(Dataset records)
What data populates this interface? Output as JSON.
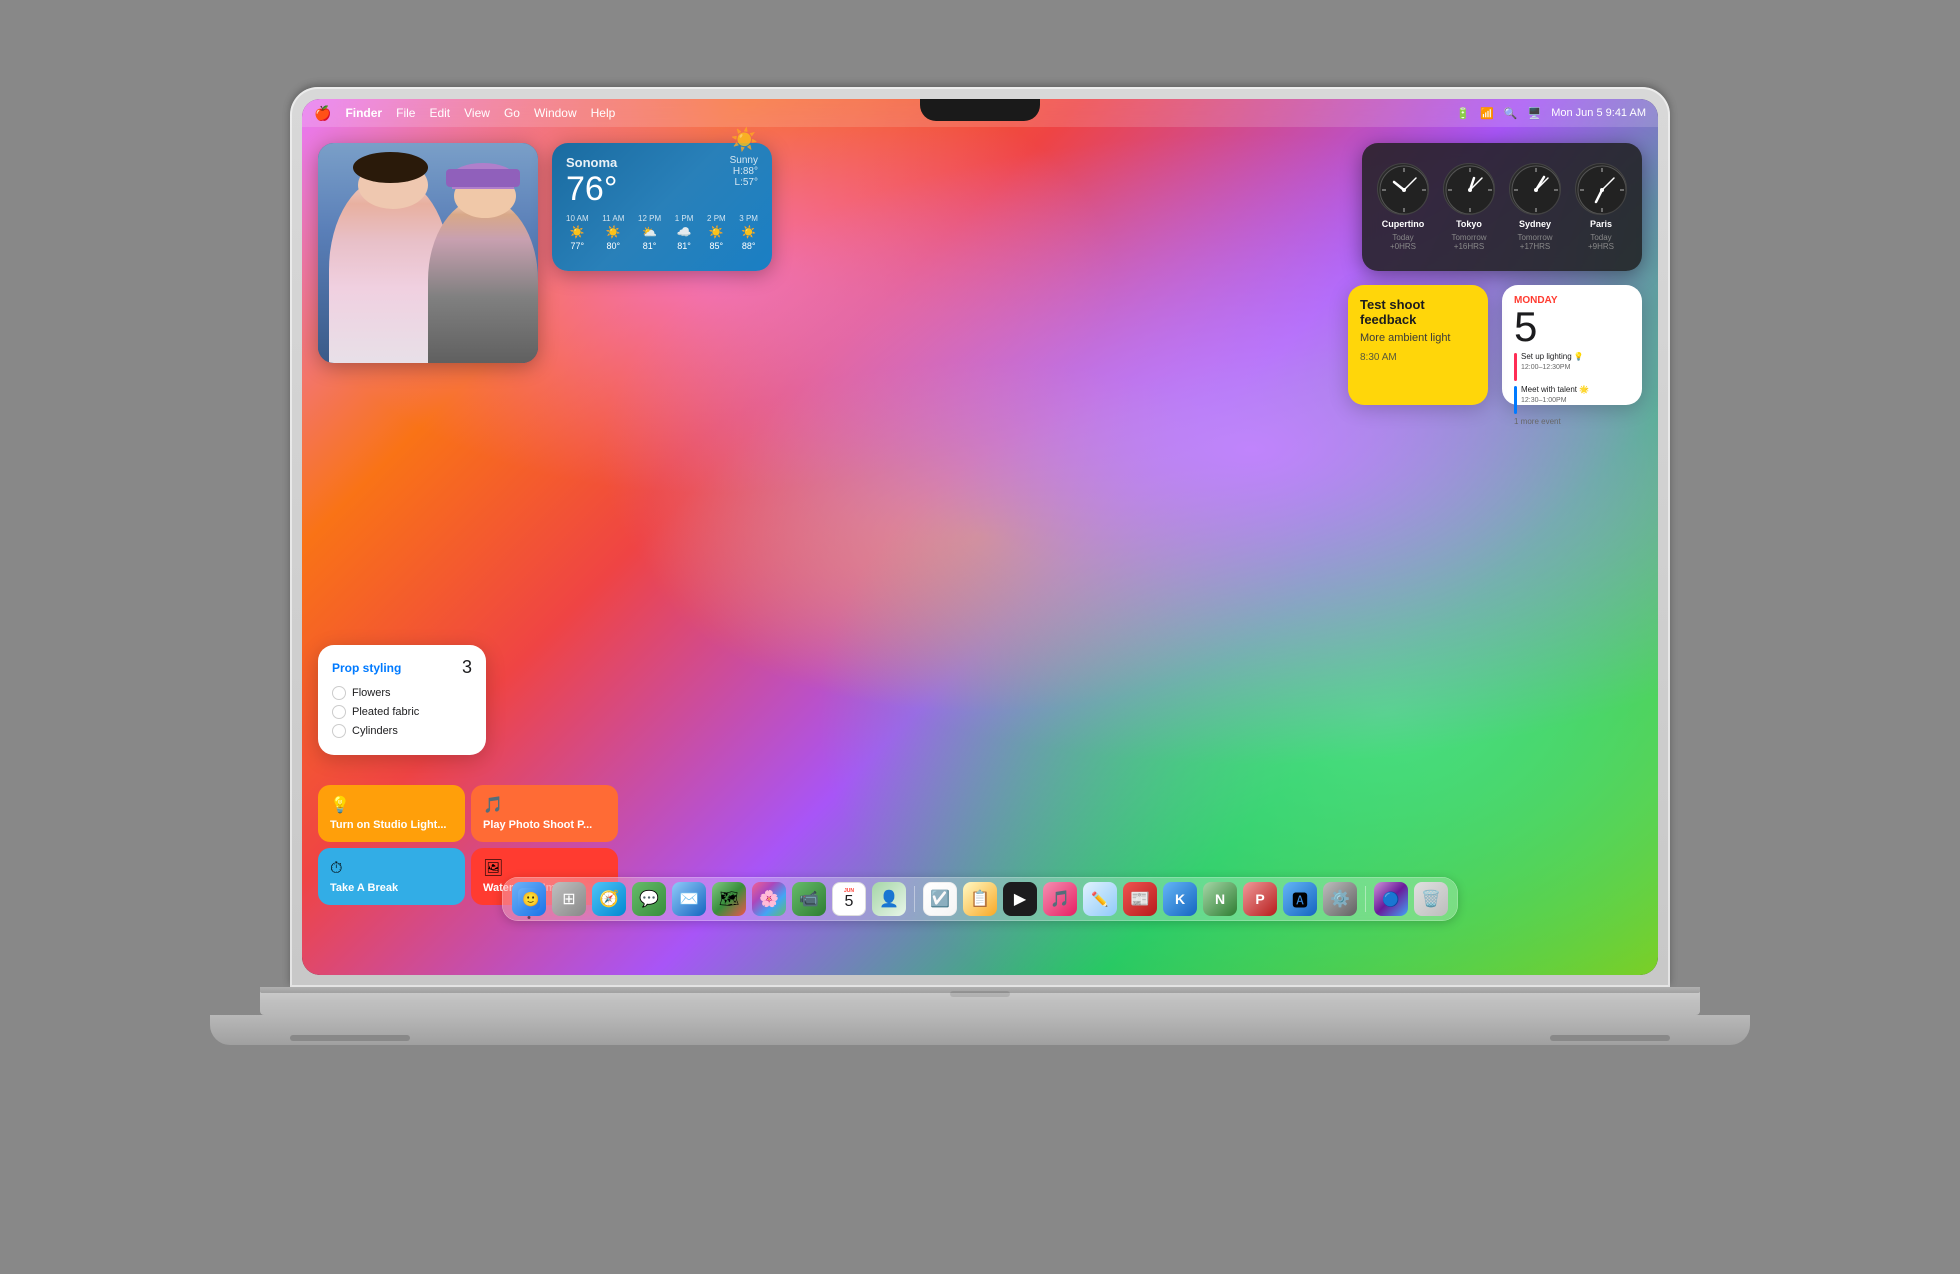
{
  "menubar": {
    "apple": "🍎",
    "finder": "Finder",
    "menus": [
      "File",
      "Edit",
      "View",
      "Go",
      "Window",
      "Help"
    ],
    "time": "Mon Jun 5  9:41 AM",
    "status_icons": [
      "🔋",
      "📶",
      "🔍",
      "🖥️"
    ]
  },
  "weather": {
    "location": "Sonoma",
    "temp": "76°",
    "condition": "Sunny",
    "high": "H:88°",
    "low": "L:57°",
    "hourly": [
      {
        "time": "10 AM",
        "icon": "☀️",
        "temp": "77°"
      },
      {
        "time": "11 AM",
        "icon": "☀️",
        "temp": "80°"
      },
      {
        "time": "12 PM",
        "icon": "⛅",
        "temp": "81°"
      },
      {
        "time": "1 PM",
        "icon": "☁️",
        "temp": "81°"
      },
      {
        "time": "2 PM",
        "icon": "☀️",
        "temp": "85°"
      },
      {
        "time": "3 PM",
        "icon": "☀️",
        "temp": "88°"
      }
    ]
  },
  "clocks": [
    {
      "city": "Cupertino",
      "zone": "Today\n+0HRS",
      "hour_angle": -60,
      "min_angle": 30
    },
    {
      "city": "Tokyo",
      "zone": "Tomorrow\n+16HRS",
      "hour_angle": 20,
      "min_angle": 30
    },
    {
      "city": "Sydney",
      "zone": "Tomorrow\n+17HRS",
      "hour_angle": 40,
      "min_angle": 30
    },
    {
      "city": "Paris",
      "zone": "Today\n+9HRS",
      "hour_angle": 120,
      "min_angle": 30
    }
  ],
  "calendar": {
    "day_label": "MONDAY",
    "date": "5",
    "events": [
      {
        "label": "Set up lighting 💡\n12:00–12:30PM",
        "color": "pink"
      },
      {
        "label": "Meet with talent 🌟\n12:30–1:00PM",
        "color": "blue"
      }
    ],
    "more": "1 more event"
  },
  "notes": {
    "title": "Test shoot feedback",
    "content": "More ambient light",
    "time": "8:30 AM"
  },
  "reminders": {
    "title": "Prop styling",
    "count": "3",
    "items": [
      "Flowers",
      "Pleated fabric",
      "Cylinders"
    ]
  },
  "shortcuts": [
    {
      "label": "Turn on Studio Light...",
      "icon": "💡",
      "color": "yellow"
    },
    {
      "label": "Play Photo Shoot P...",
      "icon": "🎵",
      "color": "orange"
    },
    {
      "label": "Take A Break",
      "icon": "⏱",
      "color": "teal"
    },
    {
      "label": "Watermark Images",
      "icon": "🖼",
      "color": "red"
    }
  ],
  "dock": {
    "icons": [
      {
        "name": "Finder",
        "emoji": "🟡",
        "class": "dock-finder",
        "dot": true
      },
      {
        "name": "Launchpad",
        "emoji": "⊞",
        "class": "dock-launchpad",
        "dot": false
      },
      {
        "name": "Safari",
        "emoji": "🧭",
        "class": "dock-safari",
        "dot": false
      },
      {
        "name": "Messages",
        "emoji": "💬",
        "class": "dock-messages",
        "dot": false
      },
      {
        "name": "Mail",
        "emoji": "✉️",
        "class": "dock-mail",
        "dot": false
      },
      {
        "name": "Maps",
        "emoji": "🗺",
        "class": "dock-maps",
        "dot": false
      },
      {
        "name": "Photos",
        "emoji": "🌸",
        "class": "dock-photos",
        "dot": false
      },
      {
        "name": "FaceTime",
        "emoji": "📹",
        "class": "dock-facetime",
        "dot": false
      },
      {
        "name": "Calendar",
        "emoji": "5",
        "class": "dock-calendar",
        "dot": false
      },
      {
        "name": "Contacts",
        "emoji": "👤",
        "class": "dock-contacts",
        "dot": false
      },
      {
        "name": "Reminders",
        "emoji": "☑",
        "class": "dock-reminders",
        "dot": false
      },
      {
        "name": "Notes",
        "emoji": "📝",
        "class": "dock-notes",
        "dot": false
      },
      {
        "name": "AppleTV",
        "emoji": "▶",
        "class": "dock-appletv",
        "dot": false
      },
      {
        "name": "Music",
        "emoji": "♪",
        "class": "dock-music",
        "dot": false
      },
      {
        "name": "Freeform",
        "emoji": "✏",
        "class": "dock-freeform",
        "dot": false
      },
      {
        "name": "News",
        "emoji": "📰",
        "class": "dock-news",
        "dot": false
      },
      {
        "name": "Keynote",
        "emoji": "K",
        "class": "dock-keynote",
        "dot": false
      },
      {
        "name": "Numbers",
        "emoji": "N",
        "class": "dock-numbers",
        "dot": false
      },
      {
        "name": "Pages",
        "emoji": "P",
        "class": "dock-pages",
        "dot": false
      },
      {
        "name": "AppStore",
        "emoji": "A",
        "class": "dock-appstore",
        "dot": false
      },
      {
        "name": "Settings",
        "emoji": "⚙",
        "class": "dock-settings",
        "dot": false
      },
      {
        "name": "Siri",
        "emoji": "S",
        "class": "dock-siri",
        "dot": false
      },
      {
        "name": "Trash",
        "emoji": "🗑",
        "class": "dock-trash",
        "dot": false
      }
    ]
  }
}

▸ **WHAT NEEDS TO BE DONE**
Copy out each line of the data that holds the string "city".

▸ **OUTPUT FOR THIS TASK**
      "city": "Cupertino",
      "city": "Tokyo",
      "city": "Sydney",
      "city": "Paris",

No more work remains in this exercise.